Requirement: Below are the records; count the lines that include the string "days" and give only that number.
*** Data provided Section Begins ***
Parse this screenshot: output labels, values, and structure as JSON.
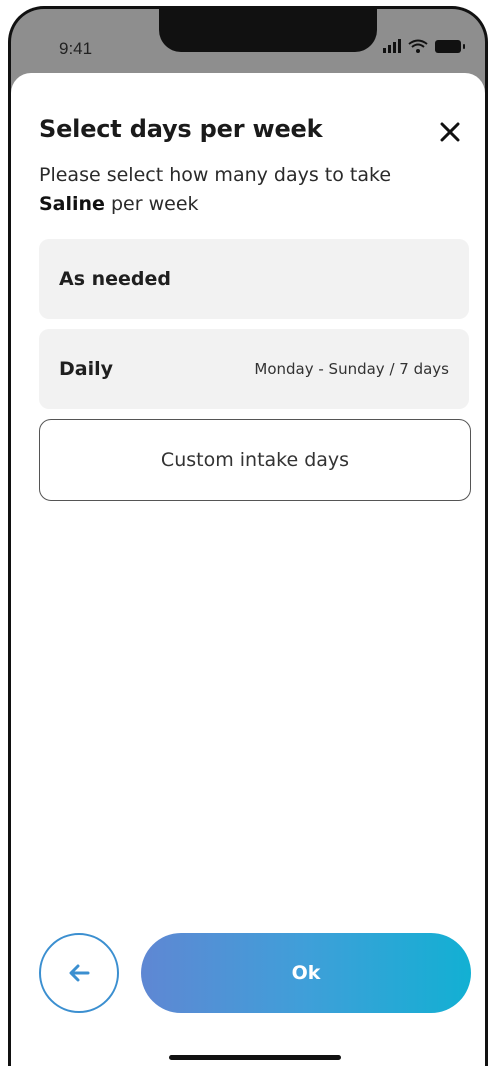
{
  "status_bar": {
    "time": "9:41",
    "icons": [
      "signal-icon",
      "wifi-icon",
      "battery-icon"
    ]
  },
  "sheet": {
    "title": "Select days per week",
    "close_icon": "close-icon",
    "subtitle_prefix": "Please select how many days to take",
    "medication": "Saline",
    "subtitle_suffix": "per week"
  },
  "options": {
    "as_needed": {
      "label": "As needed"
    },
    "daily": {
      "label": "Daily",
      "detail": "Monday - Sunday / 7 days"
    },
    "custom": {
      "label": "Custom intake days"
    }
  },
  "actions": {
    "back_icon": "arrow-left-icon",
    "ok_label": "Ok"
  },
  "colors": {
    "accent_blue": "#3b8fd0",
    "gradient_start": "#5f87d3",
    "gradient_end": "#12b0d3",
    "option_background": "#f2f2f2"
  }
}
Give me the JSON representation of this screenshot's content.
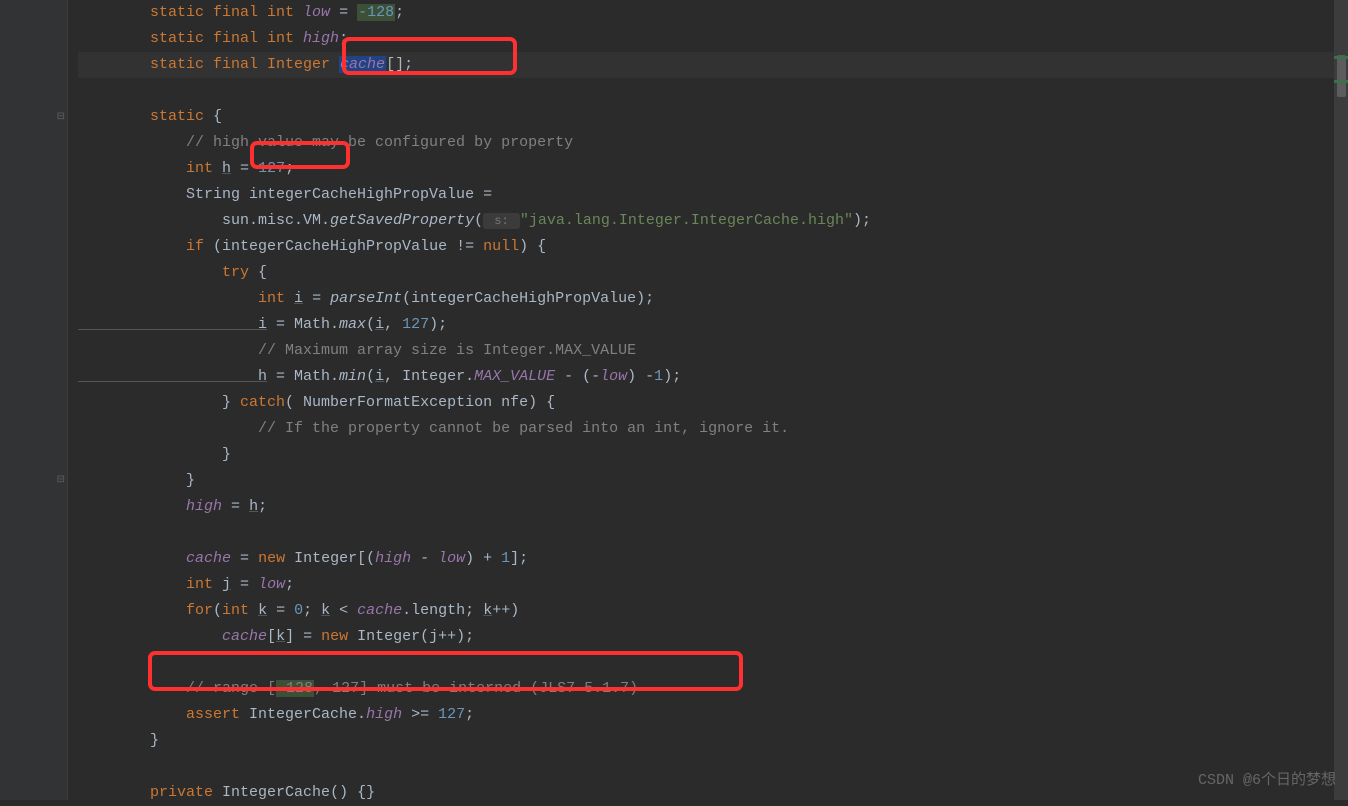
{
  "code": {
    "l1_pre": "        static final int ",
    "l1_field": "low",
    "l1_eq": " = ",
    "l1_val": "-128",
    "l1_end": ";",
    "l2_pre": "        static final int ",
    "l2_field": "high",
    "l2_end": ";",
    "l3_pre": "        static final Integer ",
    "l3_field": "cache",
    "l3_end": "[];",
    "l5_static": "        static ",
    "l5_brace": "{",
    "l6": "            // high value may be configured by property",
    "l7_pre": "            int ",
    "l7_var": "h",
    "l7_eq": " = ",
    "l7_val": "127",
    "l7_end": ";",
    "l8_pre": "            String integerCacheHighPropValue =",
    "l9_pre": "                sun.misc.VM.",
    "l9_method": "getSavedProperty",
    "l9_open": "(",
    "l9_hint": " s: ",
    "l9_str": "\"java.lang.Integer.IntegerCache.high\"",
    "l9_end": ");",
    "l10_if": "            if ",
    "l10_cond": "(integerCacheHighPropValue != ",
    "l10_null": "null",
    "l10_end": ") {",
    "l11_try": "                try ",
    "l11_brace": "{",
    "l12_pre": "                    int ",
    "l12_var": "i",
    "l12_eq": " = ",
    "l12_method": "parseInt",
    "l12_end": "(integerCacheHighPropValue);",
    "l13_var": "                    i",
    "l13_eq": " = Math.",
    "l13_method": "max",
    "l13_args": "(",
    "l13_i": "i",
    "l13_comma": ", ",
    "l13_val": "127",
    "l13_end": ");",
    "l14": "                    // Maximum array size is Integer.MAX_VALUE",
    "l15_var": "                    h",
    "l15_eq": " = Math.",
    "l15_method": "min",
    "l15_open": "(",
    "l15_i": "i",
    "l15_c1": ", Integer.",
    "l15_const": "MAX_VALUE",
    "l15_c2": " - (-",
    "l15_low": "low",
    "l15_c3": ") -",
    "l15_one": "1",
    "l15_end": ");",
    "l16_pre": "                } ",
    "l16_catch": "catch",
    "l16_args": "( NumberFormatException nfe) {",
    "l17": "                    // If the property cannot be parsed into an int, ignore it.",
    "l18": "                }",
    "l19": "            }",
    "l20_pre": "            ",
    "l20_high": "high",
    "l20_eq": " = ",
    "l20_h": "h",
    "l20_end": ";",
    "l22_pre": "            ",
    "l22_cache": "cache",
    "l22_eq": " = ",
    "l22_new": "new ",
    "l22_type": "Integer[(",
    "l22_high": "high",
    "l22_minus": " - ",
    "l22_low": "low",
    "l22_plus": ") + ",
    "l22_one": "1",
    "l22_end": "];",
    "l23_pre": "            int ",
    "l23_j": "j",
    "l23_eq": " = ",
    "l23_low": "low",
    "l23_end": ";",
    "l24_for": "            for",
    "l24_open": "(",
    "l24_int": "int ",
    "l24_k": "k",
    "l24_eq": " = ",
    "l24_zero": "0",
    "l24_semi": "; ",
    "l24_k2": "k",
    "l24_lt": " < ",
    "l24_cache": "cache",
    "l24_len": ".length; ",
    "l24_k3": "k",
    "l24_end": "++)",
    "l25_pre": "                ",
    "l25_cache": "cache",
    "l25_open": "[",
    "l25_k": "k",
    "l25_close": "] = ",
    "l25_new": "new ",
    "l25_int": "Integer(j++);",
    "l27_pre": "            // range [",
    "l27_neg": "-128",
    "l27_rest": ", 127] must be interned (JLS7 5.1.7)",
    "l28_pre": "            assert ",
    "l28_class": "IntegerCache.",
    "l28_high": "high",
    "l28_gte": " >= ",
    "l28_val": "127",
    "l28_end": ";",
    "l29": "        }",
    "l31_pre": "        private ",
    "l31_name": "IntegerCache",
    "l31_end": "() {}"
  },
  "watermark": "CSDN @6个日的梦想"
}
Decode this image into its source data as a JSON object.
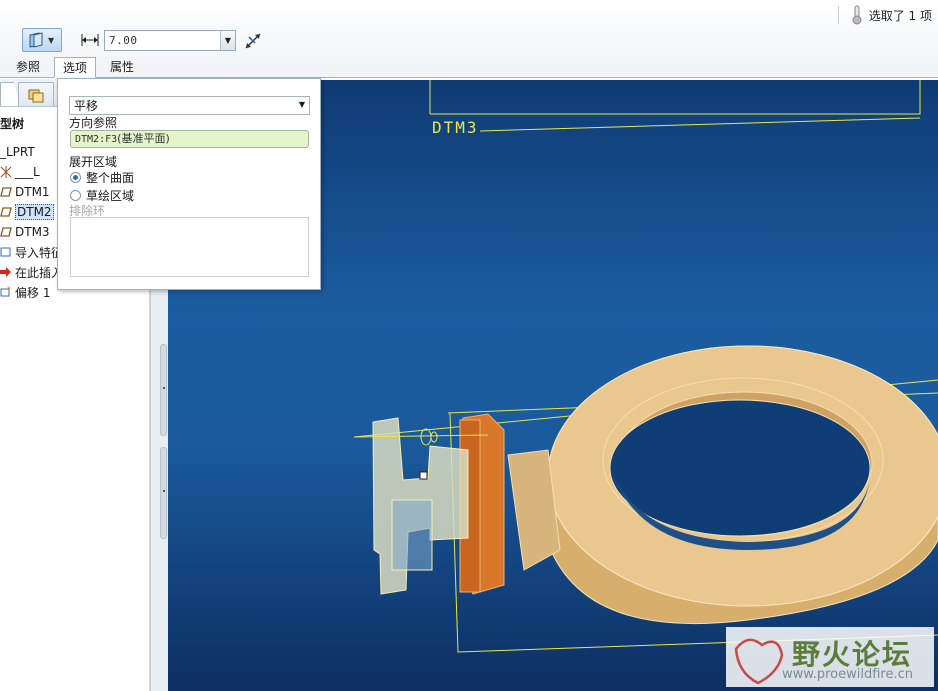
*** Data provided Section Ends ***
Output: 4